In doing this project, I hoped it could bring that to all audiences—people without faith and believers. As a Catholic, my connection was wanting to be able to tell stories that strengthened people’s faith—whatever their beliefs. It was not for me to preach to a potential Catholic.

Q: Reviews from The New York Times and Los Angeles Times lauded “Breakthrough,” noting performances by Chrissy Metz, Topher Grace, and Josh Lucas. Why did such big stars sign on to a faith-driven film?

A: “Faith-based movies” is kind of a dirty word in Hollywood, but it shouldn’t be. I would love for that label to go away, to be honest, because it boxes your film into one audience. It doesn’t allow your film to reach people who don’t normally go to these films.

Because it was labeled that way, though I was trying to not have it be so, each of these actors had conversations with me ahead of time. They wanted to know the quality of production and how faith was going to be handled.

They wanted to know that their characters were not going to be treated in a propaganda way [but] rather, used to tell a true story. I sat down and told each of them: “My goal is to be faithful to the true story and those involved.”

They all chose to be part of this film because there was something they connected to. Each of these actors spoke to me privately about where they were in their journey of faith and what this meant to them. Once we were aligned that way, they signed on to do this project. 

Q: This film’s premise—that miracles happen today—is controversial even among some believers. How do you respond to critics wary of the supernatural?

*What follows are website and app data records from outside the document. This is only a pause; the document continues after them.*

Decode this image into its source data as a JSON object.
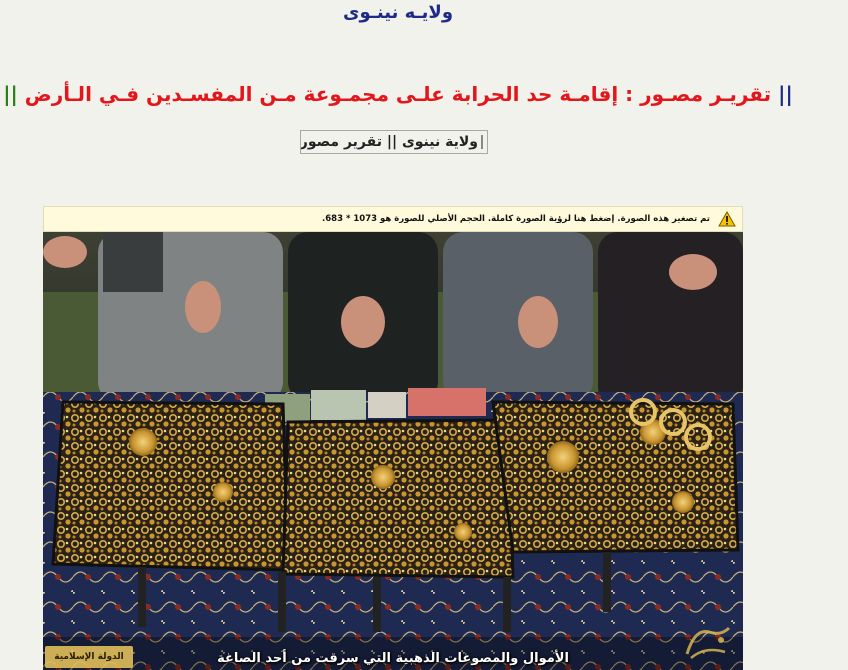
{
  "header": {
    "site_title": "ولايـه نينـوى"
  },
  "article": {
    "bars_left": "||",
    "bars_right": "||",
    "headline": "تقريـر مصـور : إقامـة حد الحرابة علـى مجمـوعة مـن المفسـدين فـي الـأرض",
    "image_alt": "ولاية نينوى || تقرير مصور"
  },
  "image_notice": {
    "text": "تم تصغير هذه الصورة. إضغط هنا لرؤية الصورة كاملة. الحجم الأصلي للصورة هو 1073 * 683.",
    "icon": "warning-icon"
  },
  "photo": {
    "caption": "الأموال والمصوغات الذهبية التي سرقت من أحد الصاغة",
    "logo_left_text": "الدولة الإسلامية",
    "logo_right_icon": "watermark-logo"
  },
  "colors": {
    "page_bg": "#f1f2ec",
    "title_blue": "#1e2b86",
    "headline_red": "#e3161b",
    "bars_green": "#2e7d1c",
    "notice_bg": "#fffadc"
  }
}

A: I believe there are miracles every single day. Look around—from grabbing somebody who’s about to step in front of a car, to making a connection with a homeless person on the street. These are miracles of love, and people need to expand their idea of what a miracle is.

These events wouldn’t have happened without all the things that happened beforehand. The first responders, for example, had just practiced water-ice rescue a few days before. They were adept at doing that.

In the hospital, they continued the CPR even though it appeared there was no hope. All of those elements helped.

We shouldn’t deny that miracles exist. But I think this film is not about the miracle. It’s about how the miracle affects everybody. Near the end, the film lingers on a question: “Why him, when there are other people who were prayed for and died?”

We needed to bring that up. Then the audience knows that we don’t fully understand what happened here, why some people are spared, and other people are not.

I truly have a belief that God has created this amazing world we live in; this playground that we play in. He weeps with us when we fail or fall. He celebrates with us when we succeed. But he has given us free will to make mistakes and to go off in the wrong ways. He is there for those who want to turn to him, to help them move in the right direction.

If people open their eyes, these kinds of miracles are everywhere. We just have to pay attention. As Albert Einstein said, “There are only two ways to live your life—as though nothing is a miracle, or as though everything is a miracle.”

Q: “Breakthrough” portrays the complex dynamics adoptive families face. Could you share about your own family’s adoption journey?

A: That was another strong connection I felt with the script. I have an adopted daughter, about the same age as John [Smith], as a matter of fact. I went through very similar circumstances with her. It was so fascinating. I felt that aspect of the story was so real, and I knew I could strengthen it through the reality I know so well.

I also have a biological daughter, who was born 22 months before my adopted daughter. I have a picture in my office of me holding my biological daughter when she was handed to me in the hospital, and I also have a picture of me holding my adopted daughter when she was handed to me in China.

My expressions are exactly the same, because there is no difference. Both of these children were meant to be in my life and our life. The two girls were meant to be sisters.

It really challenges our notion of family—that blood is the most important thing. The key question is, “What is the role of a mother and father to their children?” Parents and children can come in many forms, but it really is about who we are to each other.